Edited by Carl E. Braaten
Delhi, NY: ALPB Books, 2021. Paperback. 228 Pages. $21.00.
Reviewed by David P. Scaer on 03/01/2022
Established to bring the Lutheran Church—Missouri Synod (LCMS) into the American religious mainstream, the American Lutheran Publicity Bureau (ALPB) fosters views that are more common in the Evangelical Lutheran Church in America (ELCA) than in the LCMS. Irreconcilable are the stances on abortion, same sex marriage, homosexuality, women and transgender clergy, and church fellowship, with the ELCA in communion with nearly every major mainline denomination. These are ho-hum issues in that the pastors of one synod are rarely inclined to discuss them with those of the other. Things are pretty well-set in cement. Since there is little more to say, it is a surprise that no LCMS theologian is included in this book. In effecting how Lutherans in America are separated from one another, perhaps no one was of more importance than Robert D. Preus. Kurt E. Marquart was well known in the LCMS for upholding its traditional theology. There is no mention of them. Irony upon irony, the ALPB, established as a LCMS auxiliary, has cut its veins to the main artery. (See Changeless World, Changeless Christ [ALPB 2018]). It is as if what happened in the LCMS in the 1960s and 70s never happened—but it did happen, and it shaped how Lutheranism in American is now.

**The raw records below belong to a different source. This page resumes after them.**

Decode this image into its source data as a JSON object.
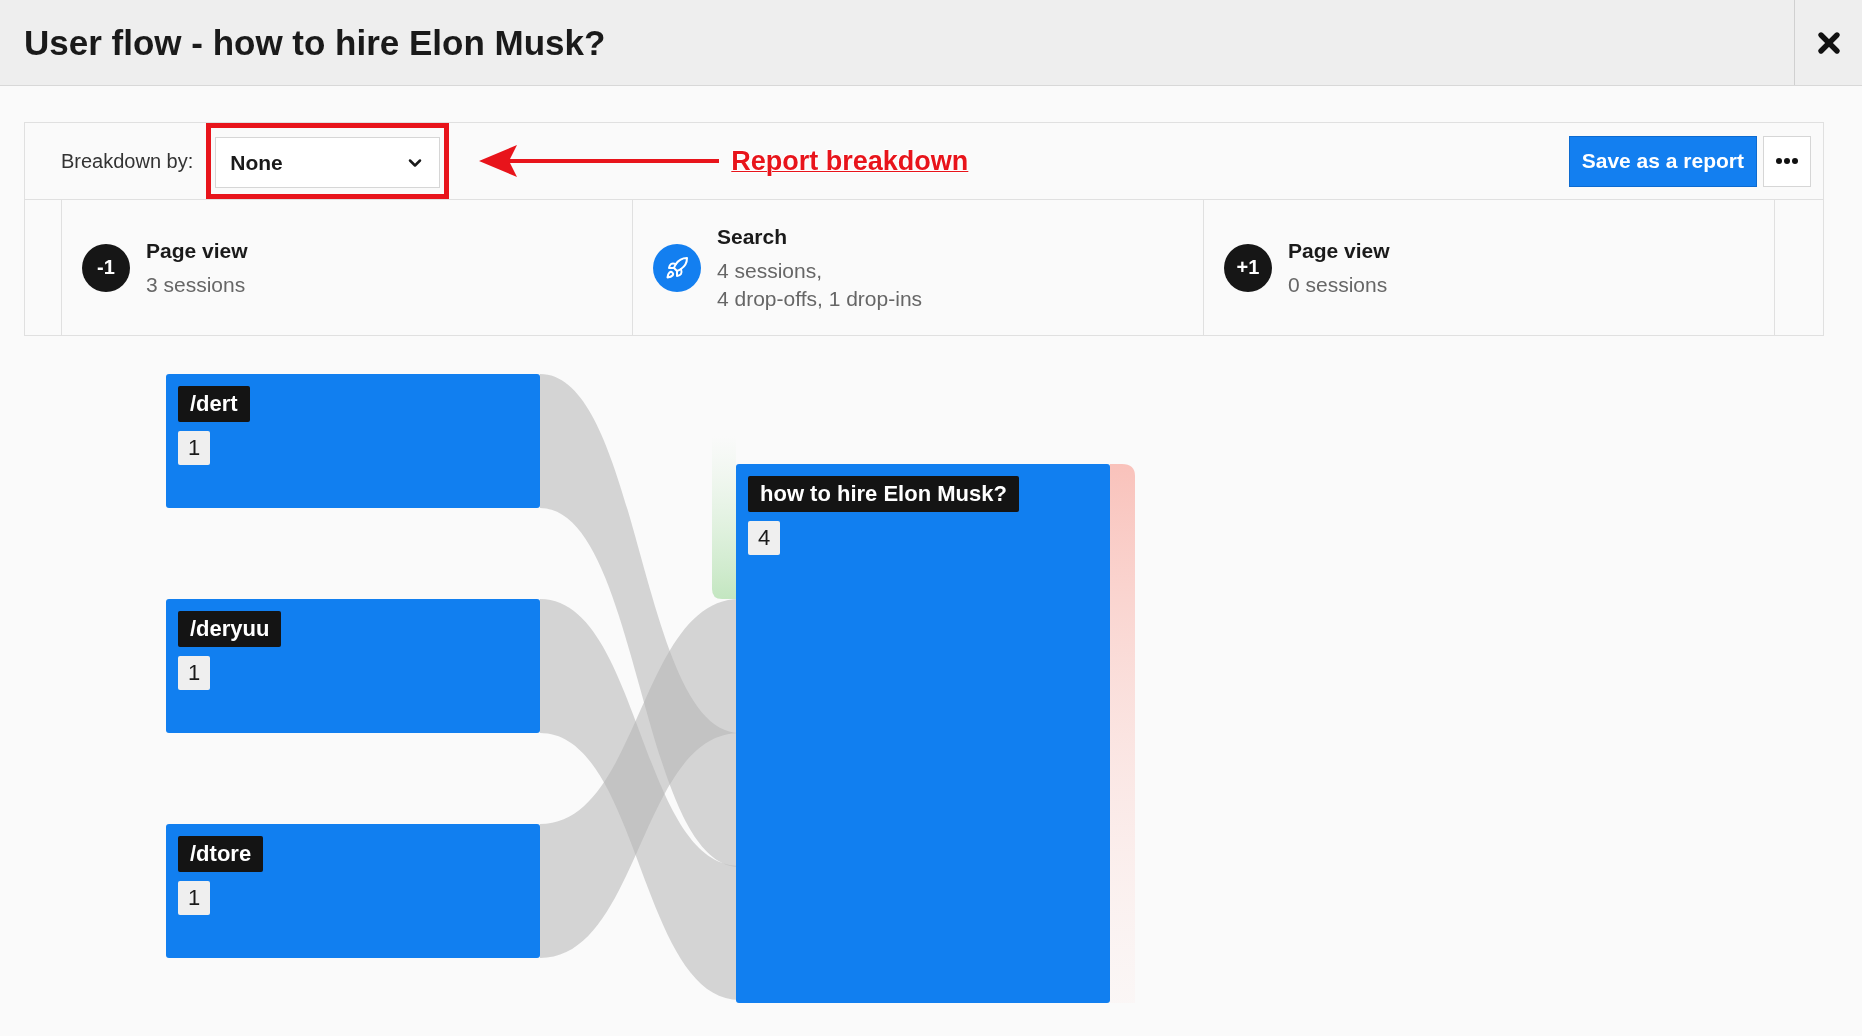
{
  "window": {
    "title": "User flow - how to hire Elon Musk?"
  },
  "toolbar": {
    "breakdown_label": "Breakdown by:",
    "breakdown_value": "None",
    "annotation": "Report breakdown",
    "save_button": "Save as a report"
  },
  "steps": [
    {
      "kind": "badge",
      "badge": "-1",
      "title": "Page view",
      "lines": [
        "3 sessions"
      ]
    },
    {
      "kind": "icon",
      "title": "Search",
      "lines": [
        "4 sessions,",
        "4 drop-offs, 1 drop-ins"
      ]
    },
    {
      "kind": "badge",
      "badge": "+1",
      "title": "Page view",
      "lines": [
        "0 sessions"
      ]
    }
  ],
  "flow": {
    "sources": [
      {
        "label": "/dert",
        "count": "1"
      },
      {
        "label": "/deryuu",
        "count": "1"
      },
      {
        "label": "/dtore",
        "count": "1"
      }
    ],
    "target": {
      "label": "how to hire Elon Musk?",
      "count": "4"
    }
  }
}
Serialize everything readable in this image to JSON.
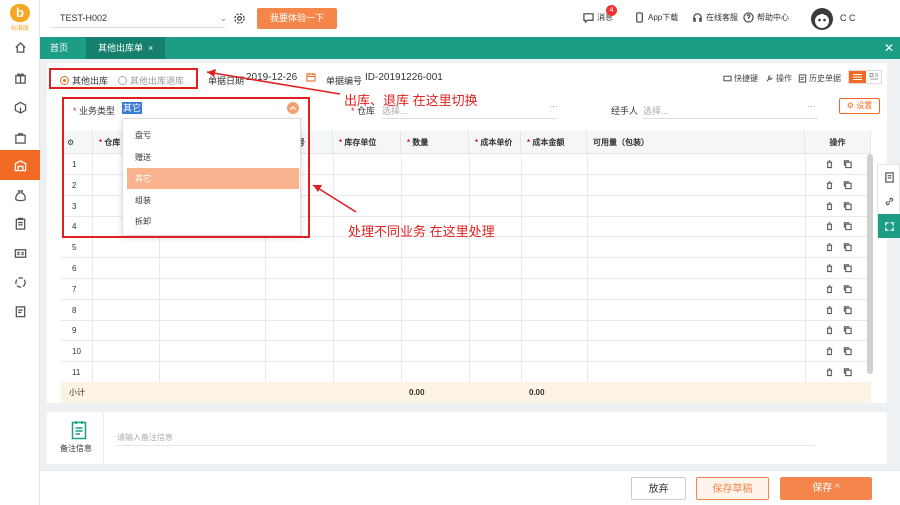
{
  "sidebar": {
    "logo_letter": "b",
    "logo_text": "标准版",
    "items": [
      "home-icon",
      "gift-icon",
      "box-icon",
      "bag-icon",
      "warehouse-icon",
      "money-bag-icon",
      "clipboard-icon",
      "id-card-icon",
      "cycle-icon",
      "doc-icon"
    ]
  },
  "topbar": {
    "store": "TEST-H002",
    "try_button": "我要体验一下",
    "messages": "消息",
    "message_count": "4",
    "app_download": "App下载",
    "online_service": "在线客服",
    "help": "帮助中心",
    "user": "C C"
  },
  "tabs": {
    "home": "首页",
    "current": "其他出库单",
    "close_x": "×"
  },
  "header": {
    "radio_out": "其他出库",
    "radio_return": "其他出库退库",
    "date_label": "单据日期",
    "date_value": "2019-12-26",
    "doc_no_label": "单据编号",
    "doc_no_value": "ID-20191226-001",
    "shortcut": "快捷键",
    "operation": "操作",
    "history": "历史单据"
  },
  "annotations": {
    "switch_note": "出库、退库 在这里切换",
    "business_note": "处理不同业务 在这里处理"
  },
  "form": {
    "business_type_label": "业务类型",
    "business_type_value": "其它",
    "warehouse_label": "仓库",
    "warehouse_placeholder": "选择...",
    "handler_label": "经手人",
    "handler_placeholder": "选择...",
    "settings": "设置"
  },
  "dropdown": {
    "options": [
      "盘亏",
      "赠送",
      "其它",
      "组装",
      "拆卸"
    ],
    "selected_index": 2
  },
  "table": {
    "columns": [
      "仓库",
      "",
      "",
      "库存单位",
      "数量",
      "成本单价",
      "成本金额",
      "可用量（包装）",
      "操作"
    ],
    "col_partial_label": "号",
    "rows": [
      "1",
      "2",
      "3",
      "4",
      "5",
      "6",
      "7",
      "8",
      "9",
      "10",
      "11"
    ],
    "subtotal_label": "小计",
    "subtotal_qty": "0.00",
    "subtotal_amount": "0.00"
  },
  "remark": {
    "label": "备注信息",
    "placeholder": "请输入备注信息"
  },
  "footer": {
    "cancel": "放弃",
    "save_draft": "保存草稿",
    "save": "保存 ^"
  },
  "colors": {
    "accent": "#f26b25",
    "teal": "#1d9c86",
    "annotation_red": "#e02020"
  }
}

Here is an opportunity for a second edition without changing the title.
With that necessary prolegomenon, Braaten has produced a readable overview into theologians who, in their time, made a difference in the synods that now comprise the ELCA. R. Sponheim, Philip Heffner and Ted Peters are largley unknown in the LCMS. Robert Bertram and Edward Schroeder may still be familiar to LCMS septuagenarians and those older. Of interest is William H. Lazareth, one-time bishop of the ELCA Metropolitan Synod. One evening, with members of the Fort Wayne faculty, he bemoaned the decline of his parent synod. Regarding good works, he proposed a “second use of the gospel,” but could not totally reject the third use of the law, which remains cliché among up-and-coming theologians (71). He was willing to talk about coming to an accommodation on the issue. Gerhard Forde is also one of Braaten’s chosen twelve and coined the phrase “radical Lutheranism,” a program that offers a caricature of the Lutheran doctrine of justification that holds to the first and second uses of the law but not the third. Christians spontaneously do good works, and so there is no need for the law. God is also exempted so that justification takes place by faith in the preached word without Christ making an atonement for sin. God forgives simply because he can and is merciful (40–44). Braaten includes himself as the twelfth theologian. Self-critique is the reverse image of the one who has sin throwing the stone at himself. Theological self-flagellation is rare. His approach to his subjects is relaxed with no axes to grind, and so he gets at the core of the matter without malice. This is a delightful read. It should be noted that Braaten, along with Robert Jensen and Forde, two of his twelve subjects, was involved in the Christian Dogmatics, a textbook of sorts for the ELCA.